Defendants' second counterclaim in essence seeks affirmance of state court judgments of forfeiture. For the same reasons given in my discussion of the Rooker-Feldman doctrine above, this claim must be dismissed for lack of subject matter jurisdiction.
Defendants' third, fourth, fifth, and sixth claims seek damages for plaintiff's alleged breach of its state law statutory and contractual duties in that it failed to produce its bonded principals or to pay the judgments of forfeiture. Defendants have already obtained judgments of forfeiture against plaintiff on these very grounds in state court. Under the New York doctrine of double recovery, defendants are precluded from bringing claims seeking a second recovery for the same injury. Zarcone v. Perry, 78 A.D.2d 70, 434 N.Y.S.2d 437, 443-44 (App.Div. 1980), aff'd, 54 N.Y.2d 1028 (1981), cert. denied, 456 U.S. 979, 102 S.Ct. 2248, 72 L.Ed.2d 855 (1982). Accordingly, these counterclaims are dismissed with prejudice.
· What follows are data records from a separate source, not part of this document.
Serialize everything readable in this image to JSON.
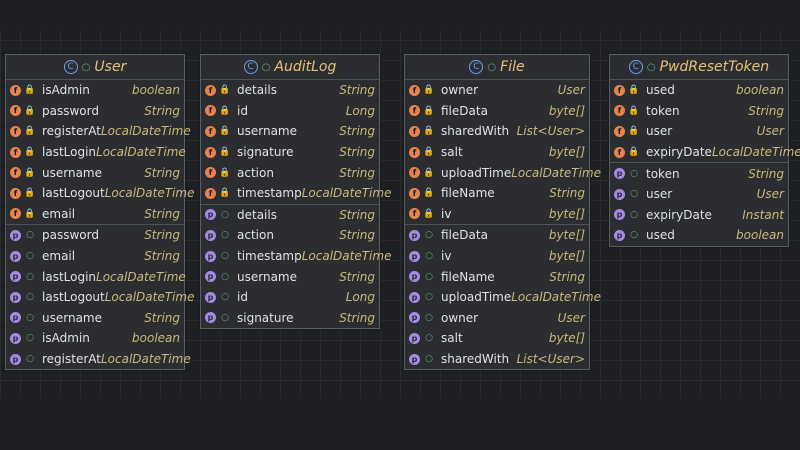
{
  "classes": [
    {
      "name": "User",
      "fields": [
        {
          "name": "isAdmin",
          "type": "boolean"
        },
        {
          "name": "password",
          "type": "String"
        },
        {
          "name": "registerAt",
          "type": "LocalDateTime"
        },
        {
          "name": "lastLogin",
          "type": "LocalDateTime"
        },
        {
          "name": "username",
          "type": "String"
        },
        {
          "name": "lastLogout",
          "type": "LocalDateTime"
        },
        {
          "name": "email",
          "type": "String"
        }
      ],
      "properties": [
        {
          "name": "password",
          "type": "String"
        },
        {
          "name": "email",
          "type": "String"
        },
        {
          "name": "lastLogin",
          "type": "LocalDateTime"
        },
        {
          "name": "lastLogout",
          "type": "LocalDateTime"
        },
        {
          "name": "username",
          "type": "String"
        },
        {
          "name": "isAdmin",
          "type": "boolean"
        },
        {
          "name": "registerAt",
          "type": "LocalDateTime"
        }
      ]
    },
    {
      "name": "AuditLog",
      "fields": [
        {
          "name": "details",
          "type": "String"
        },
        {
          "name": "id",
          "type": "Long"
        },
        {
          "name": "username",
          "type": "String"
        },
        {
          "name": "signature",
          "type": "String"
        },
        {
          "name": "action",
          "type": "String"
        },
        {
          "name": "timestamp",
          "type": "LocalDateTime"
        }
      ],
      "properties": [
        {
          "name": "details",
          "type": "String"
        },
        {
          "name": "action",
          "type": "String"
        },
        {
          "name": "timestamp",
          "type": "LocalDateTime"
        },
        {
          "name": "username",
          "type": "String"
        },
        {
          "name": "id",
          "type": "Long"
        },
        {
          "name": "signature",
          "type": "String"
        }
      ]
    },
    {
      "name": "File",
      "fields": [
        {
          "name": "owner",
          "type": "User"
        },
        {
          "name": "fileData",
          "type": "byte[]"
        },
        {
          "name": "sharedWith",
          "type": "List<User>"
        },
        {
          "name": "salt",
          "type": "byte[]"
        },
        {
          "name": "uploadTime",
          "type": "LocalDateTime"
        },
        {
          "name": "fileName",
          "type": "String"
        },
        {
          "name": "iv",
          "type": "byte[]"
        }
      ],
      "properties": [
        {
          "name": "fileData",
          "type": "byte[]"
        },
        {
          "name": "iv",
          "type": "byte[]"
        },
        {
          "name": "fileName",
          "type": "String"
        },
        {
          "name": "uploadTime",
          "type": "LocalDateTime"
        },
        {
          "name": "owner",
          "type": "User"
        },
        {
          "name": "salt",
          "type": "byte[]"
        },
        {
          "name": "sharedWith",
          "type": "List<User>"
        }
      ]
    },
    {
      "name": "PwdResetToken",
      "fields": [
        {
          "name": "used",
          "type": "boolean"
        },
        {
          "name": "token",
          "type": "String"
        },
        {
          "name": "user",
          "type": "User"
        },
        {
          "name": "expiryDate",
          "type": "LocalDateTime"
        }
      ],
      "properties": [
        {
          "name": "token",
          "type": "String"
        },
        {
          "name": "user",
          "type": "User"
        },
        {
          "name": "expiryDate",
          "type": "Instant"
        },
        {
          "name": "used",
          "type": "boolean"
        }
      ]
    }
  ],
  "icons": {
    "class": "class-c-icon",
    "public": "public-circle-icon",
    "field": "field-f-icon",
    "property": "property-p-icon",
    "private": "lock-icon"
  },
  "colors": {
    "background": "#1e1f22",
    "node": "#2b2d30",
    "field_badge": "#e8834c",
    "property_badge": "#a58ae6",
    "type": "#c8b97a",
    "title": "#e6c07b"
  }
}
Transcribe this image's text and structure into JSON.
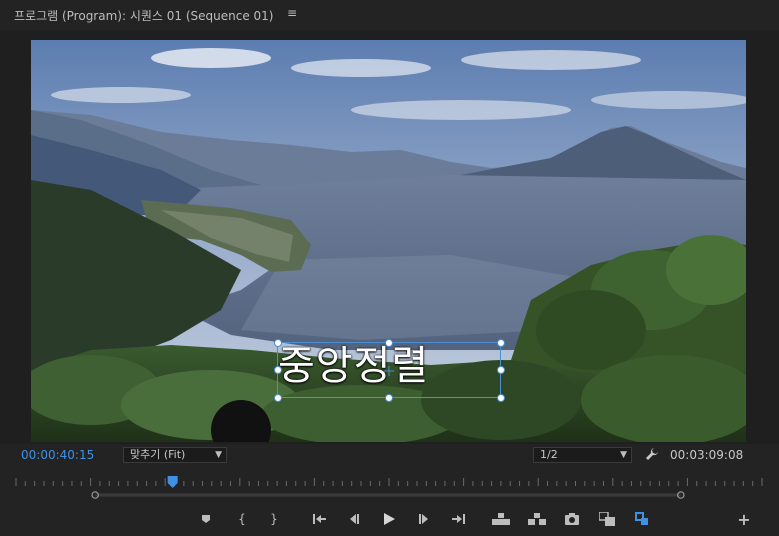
{
  "panel": {
    "title": "프로그램 (Program): 시퀀스 01 (Sequence 01)",
    "menu_icon": "hamburger-icon"
  },
  "overlay": {
    "title_text": "중앙정렬"
  },
  "footer": {
    "current_time": "00:00:40:15",
    "zoom_label": "맞추기 (Fit)",
    "resolution_label": "1/2",
    "duration": "00:03:09:08"
  },
  "playhead": {
    "position_fraction": 0.21
  },
  "controls": [
    "add-marker-icon",
    "mark-in-icon",
    "mark-out-icon",
    "go-to-in-icon",
    "step-back-icon",
    "play-icon",
    "step-forward-icon",
    "go-to-out-icon",
    "lift-icon",
    "extract-icon",
    "export-frame-icon",
    "comparison-view-icon",
    "loop-icon",
    "button-editor-icon"
  ],
  "colors": {
    "accent": "#3d91e6",
    "panel_bg": "#232323"
  }
}
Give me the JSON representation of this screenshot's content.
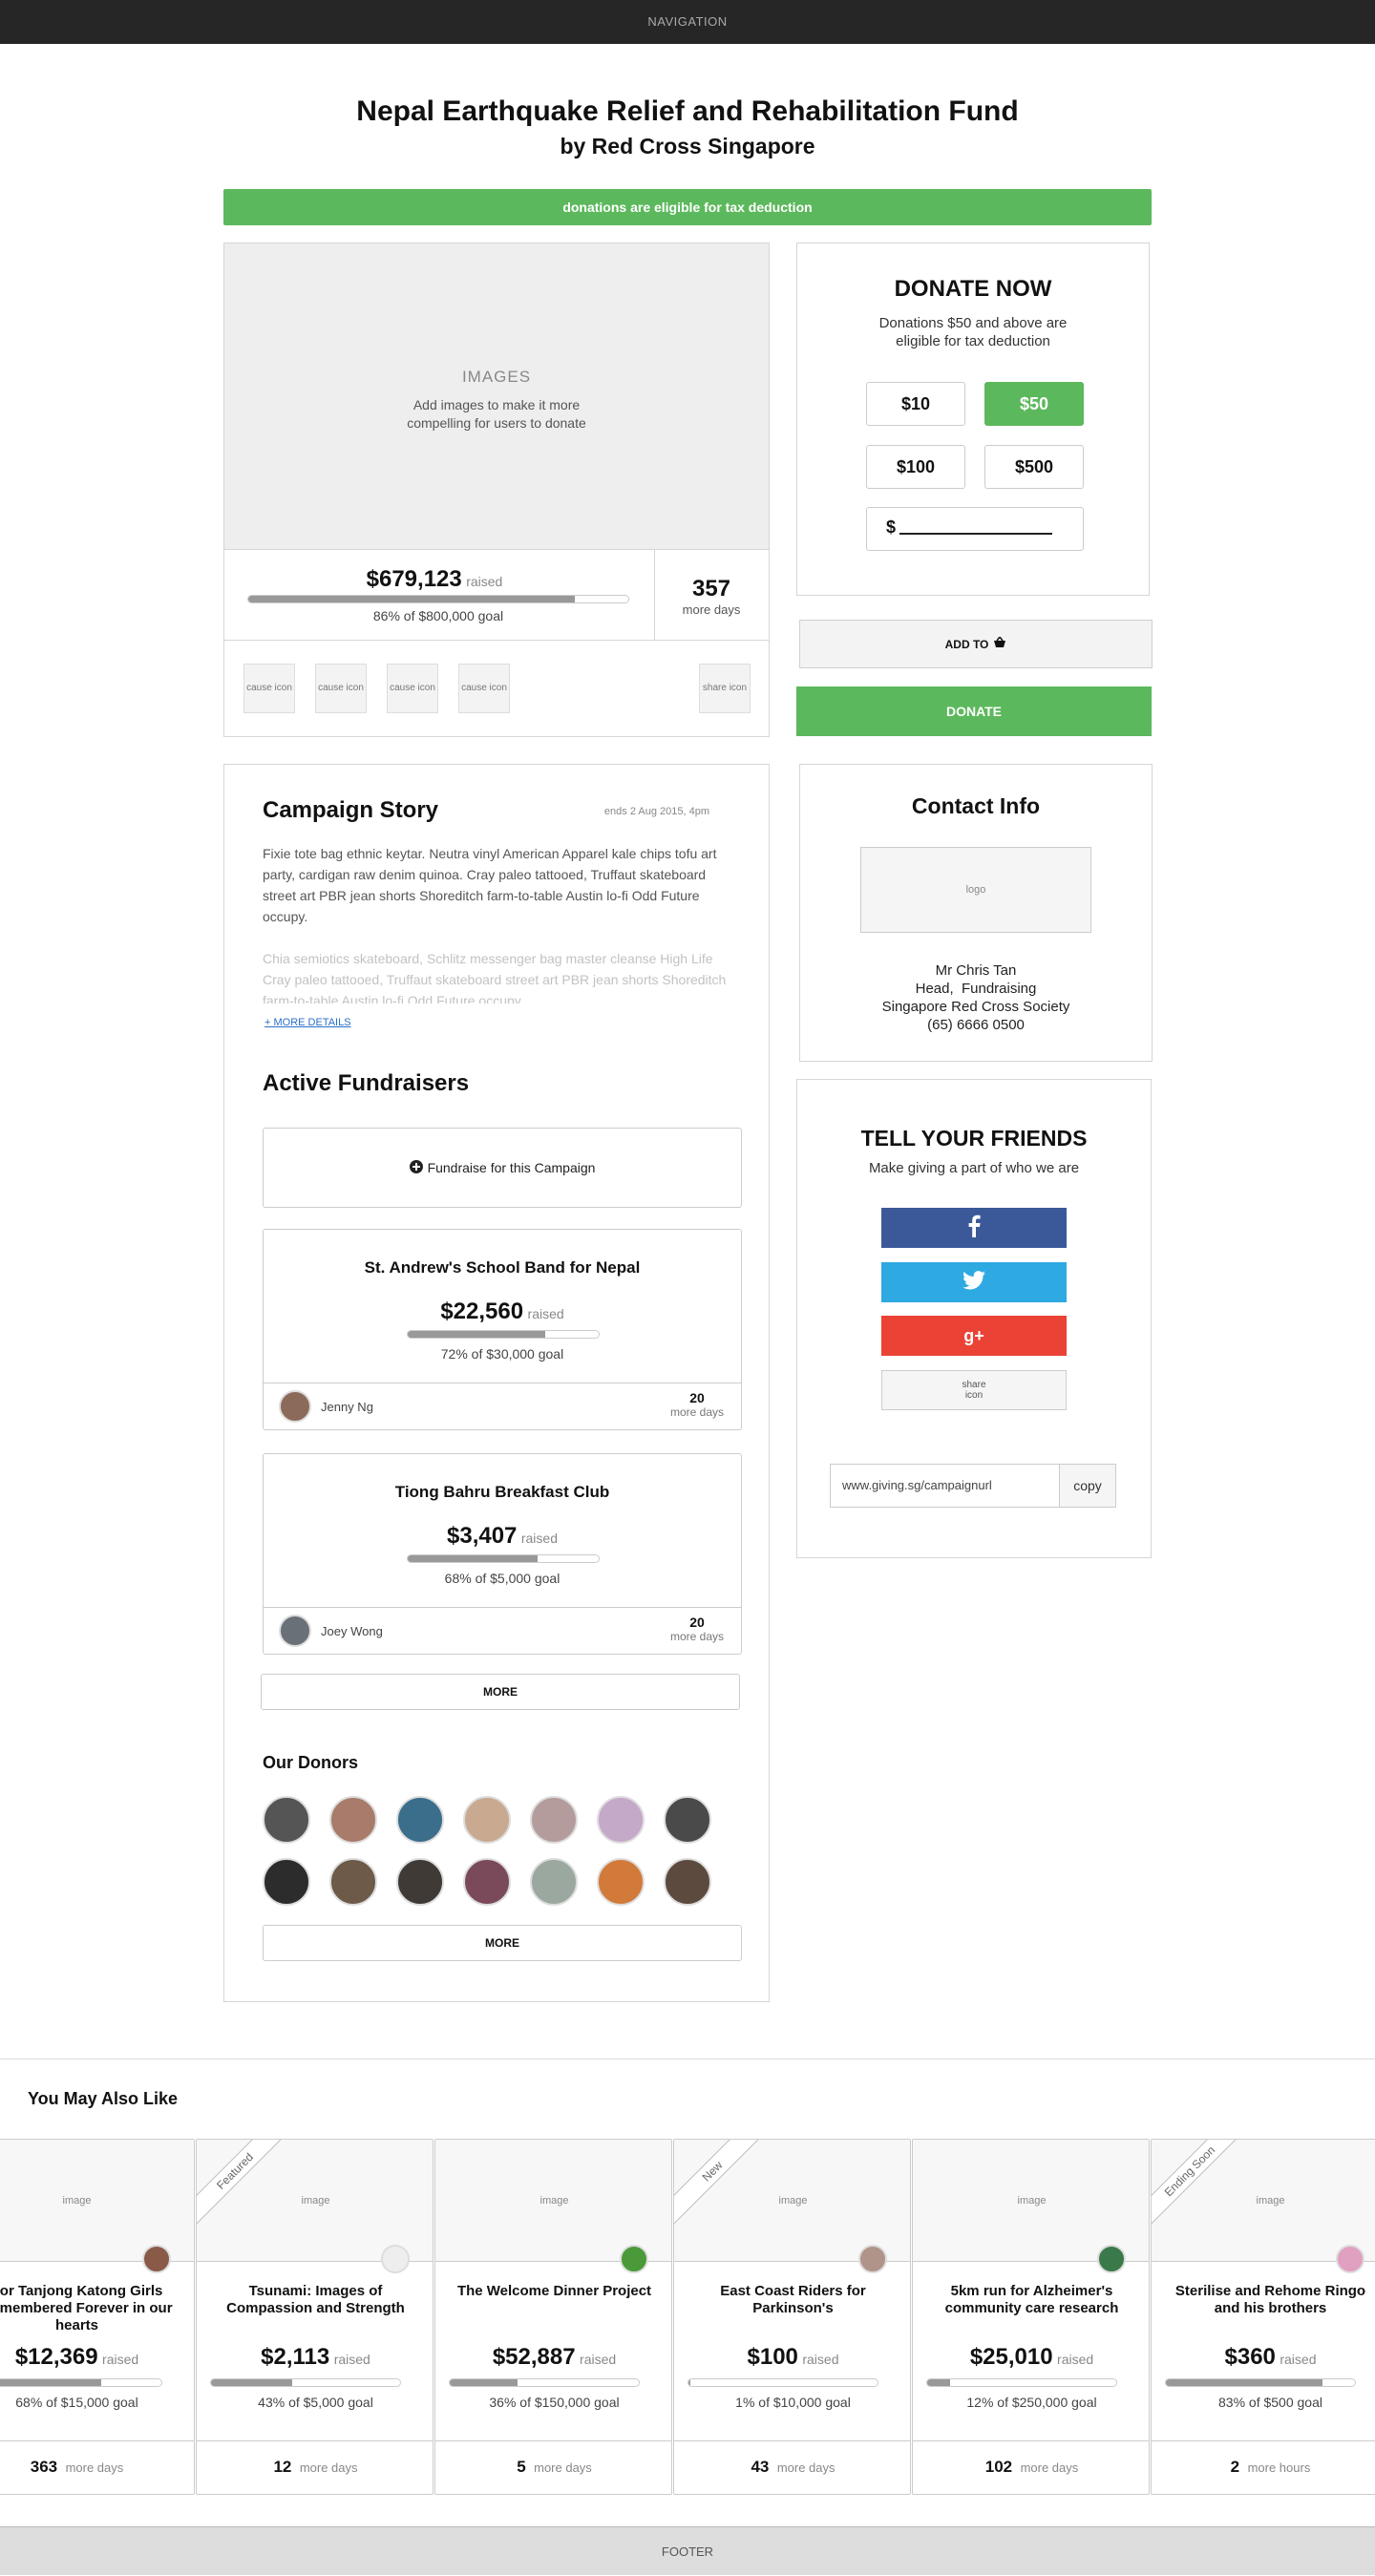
{
  "nav": {
    "label": "NAVIGATION"
  },
  "campaign": {
    "title": "Nepal Earthquake Relief and Rehabilitation Fund",
    "subtitle": "by Red Cross Singapore",
    "tax_banner": "donations are eligible for tax deduction",
    "images_label": "IMAGES",
    "images_hint": "Add images to make it more compelling for users to donate",
    "raised": "$679,123",
    "raised_label": "raised",
    "progress": 0.86,
    "goal_text": "86% of $800,000 goal",
    "days": "357",
    "days_label": "more days",
    "cause_icons": [
      "cause icon",
      "cause icon",
      "cause icon",
      "cause icon"
    ],
    "share_icon": "share icon"
  },
  "donate": {
    "title": "DONATE NOW",
    "note": "Donations $50 and above are eligible for tax deduction",
    "amounts": [
      "$10",
      "$50",
      "$100",
      "$500"
    ],
    "selected": "$50",
    "custom_prefix": "$",
    "add_to_label": "ADD TO",
    "donate_label": "DONATE"
  },
  "story": {
    "title": "Campaign Story",
    "ends": "ends 2 Aug 2015, 4pm",
    "para1": "Fixie tote bag ethnic keytar. Neutra vinyl American Apparel kale chips tofu art party, cardigan raw denim quinoa. Cray paleo tattooed, Truffaut skateboard street art PBR jean shorts Shoreditch farm-to-table Austin lo-fi Odd Future occupy.",
    "para2": "Chia semiotics skateboard, Schlitz messenger bag master cleanse High Life Cray paleo tattooed, Truffaut skateboard street art PBR jean shorts Shoreditch farm-to-table Austin lo-fi Odd Future occupy.",
    "more_details": "+ MORE DETAILS"
  },
  "fundraisers": {
    "title": "Active Fundraisers",
    "cta": "Fundraise for this Campaign",
    "items": [
      {
        "name": "St. Andrew's School Band for Nepal",
        "raised": "$22,560",
        "raised_label": "raised",
        "progress": 0.72,
        "goal": "72% of $30,000 goal",
        "owner": "Jenny Ng",
        "days": "20",
        "days_label": "more days"
      },
      {
        "name": "Tiong Bahru Breakfast Club",
        "raised": "$3,407",
        "raised_label": "raised",
        "progress": 0.68,
        "goal": "68% of $5,000 goal",
        "owner": "Joey Wong",
        "days": "20",
        "days_label": "more days"
      }
    ],
    "more_label": "MORE"
  },
  "donors": {
    "title": "Our Donors",
    "more_label": "MORE",
    "colors": [
      "#555",
      "#a87b6a",
      "#3a6e8a",
      "#c9a98f",
      "#b59c9c",
      "#c5a9c8",
      "#4a4a4a",
      "#2c2c2c",
      "#6d5a48",
      "#3f3a36",
      "#7a4a5a",
      "#9aa8a0",
      "#d27a3a",
      "#5c4a3e"
    ]
  },
  "contact": {
    "title": "Contact Info",
    "logo_label": "logo",
    "name": "Mr Chris Tan",
    "role": "Head,  Fundraising",
    "org": "Singapore Red Cross Society",
    "phone": "(65) 6666 0500"
  },
  "share": {
    "title": "TELL YOUR FRIENDS",
    "subtitle": "Make giving a part of who we are",
    "facebook_color": "#3b5998",
    "twitter_color": "#2ea9e1",
    "google_color": "#ea4335",
    "share_icon": "share icon",
    "url": "www.giving.sg/campaignurl",
    "copy_label": "copy"
  },
  "related": {
    "title": "You May Also Like",
    "image_label": "image",
    "items": [
      {
        "title": "For Tanjong Katong Girls Remembered Forever in our hearts",
        "raised": "$12,369",
        "raised_label": "raised",
        "progress": 0.68,
        "goal": "68% of $15,000 goal",
        "count": "363",
        "count_label": "more days",
        "ribbon": "",
        "avatar": "#8a5a48"
      },
      {
        "title": "Tsunami: Images of Compassion and Strength",
        "raised": "$2,113",
        "raised_label": "raised",
        "progress": 0.43,
        "goal": "43% of $5,000 goal",
        "count": "12",
        "count_label": "more days",
        "ribbon": "Featured",
        "avatar": "#eee"
      },
      {
        "title": "The Welcome Dinner Project",
        "raised": "$52,887",
        "raised_label": "raised",
        "progress": 0.36,
        "goal": "36% of $150,000 goal",
        "count": "5",
        "count_label": "more days",
        "ribbon": "",
        "avatar": "#4a9a3a"
      },
      {
        "title": "East Coast Riders for Parkinson's",
        "raised": "$100",
        "raised_label": "raised",
        "progress": 0.01,
        "goal": "1% of $10,000 goal",
        "count": "43",
        "count_label": "more days",
        "ribbon": "New",
        "avatar": "#b0948a"
      },
      {
        "title": "5km run for Alzheimer's community care research",
        "raised": "$25,010",
        "raised_label": "raised",
        "progress": 0.12,
        "goal": "12% of $250,000 goal",
        "count": "102",
        "count_label": "more days",
        "ribbon": "",
        "avatar": "#3a7a4a"
      },
      {
        "title": "Sterilise and Rehome Ringo and his brothers",
        "raised": "$360",
        "raised_label": "raised",
        "progress": 0.83,
        "goal": "83% of $500 goal",
        "count": "2",
        "count_label": "more hours",
        "ribbon": "Ending Soon",
        "avatar": "#e0a0c0"
      }
    ]
  },
  "footer": {
    "label": "FOOTER"
  }
}
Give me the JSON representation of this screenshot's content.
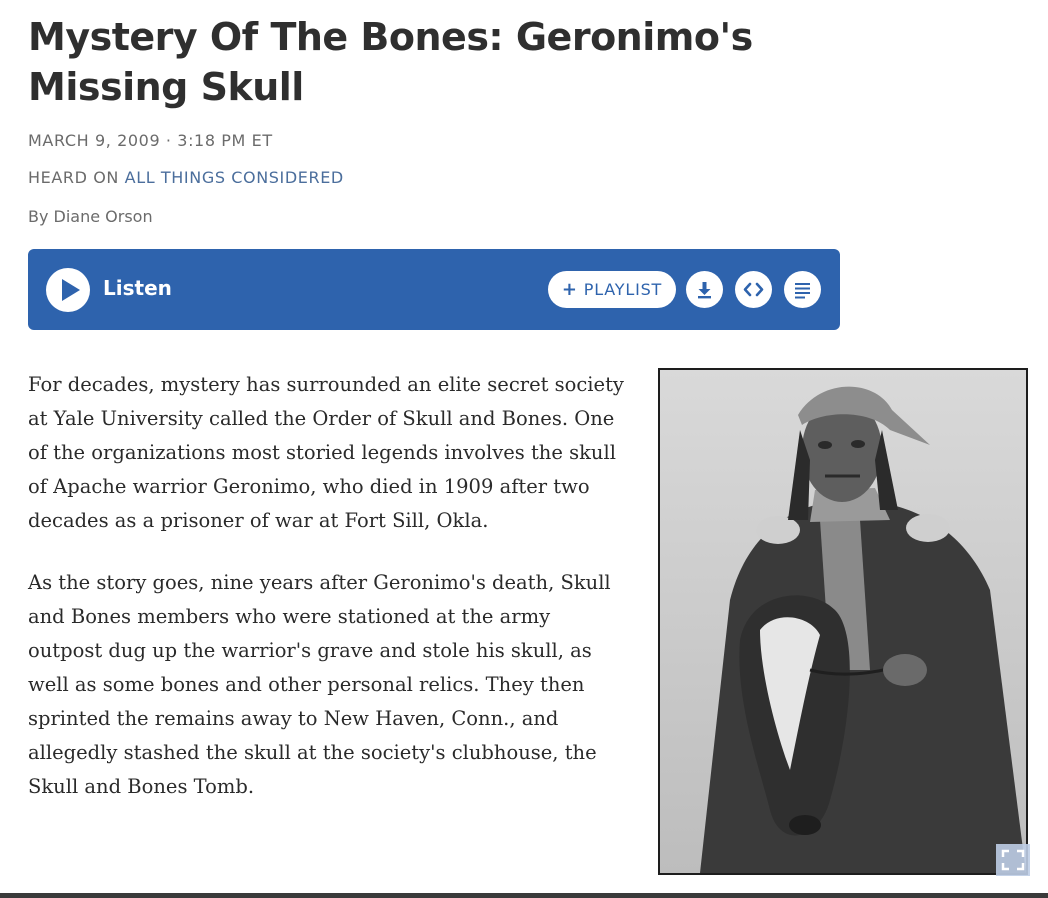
{
  "article": {
    "title": "Mystery Of The Bones: Geronimo's Missing Skull",
    "date": "MARCH 9, 2009 · 3:18 PM ET",
    "heard_on_label": "HEARD ON",
    "program": "ALL THINGS CONSIDERED",
    "byline": "By Diane Orson"
  },
  "player": {
    "listen_label": "Listen",
    "playlist_label": "PLAYLIST",
    "play_icon": "play-icon",
    "download_icon": "download-icon",
    "embed_icon": "embed-code-icon",
    "transcript_icon": "transcript-icon",
    "background": "#2e63ad"
  },
  "body": {
    "paragraphs": [
      "For decades, mystery has surrounded an elite secret society at Yale University called the Order of Skull and Bones. One of the organizations most storied legends involves the skull of Apache warrior Geronimo, who died in 1909 after two decades as a prisoner of war at Fort Sill, Okla.",
      "As the story goes, nine years after Geronimo's death, Skull and Bones members who were stationed at the army outpost dug up the warrior's grave and stole his skull, as well as some bones and other personal relics. They then sprinted the remains away to New Haven, Conn., and allegedly stashed the skull at the society's clubhouse, the Skull and Bones Tomb."
    ]
  },
  "photo": {
    "expand_icon": "expand-icon"
  },
  "colors": {
    "link": "#4b6e9c",
    "title": "#2f2f2f",
    "meta": "#6b6b6b"
  }
}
For the foregoing reasons, plaintiff's first, second, fifth, sixth, seventh, eighth, ninth, and tenth claims for relief are dismissed without prejudice for lack of subject matter jurisdiction under the Rooker-Feldman doctrine. Defendants' motion for Younger abstention is denied. Plaintiff's third and fourth claims for relief are dismissed without prejudice for lack of standing. Defendants' first counterclaim is dismissed without prejudice for lack of ripeness. Defendants' second counterclaim is dismissed without prejudice for lack of subject matter jurisdiction under the Rooker-Feldman doctrine. Defendants' third, fourth, fifth, and sixth counterclaims are dismissed with prejudice under the doctrine of double recovery. I have no occasion to consider defendants' motion to amend the answer.
The Clerk is directed to enter judgment dismissing the complaint and to furnish a filed copy of the within to all parties and to the magistrate judge.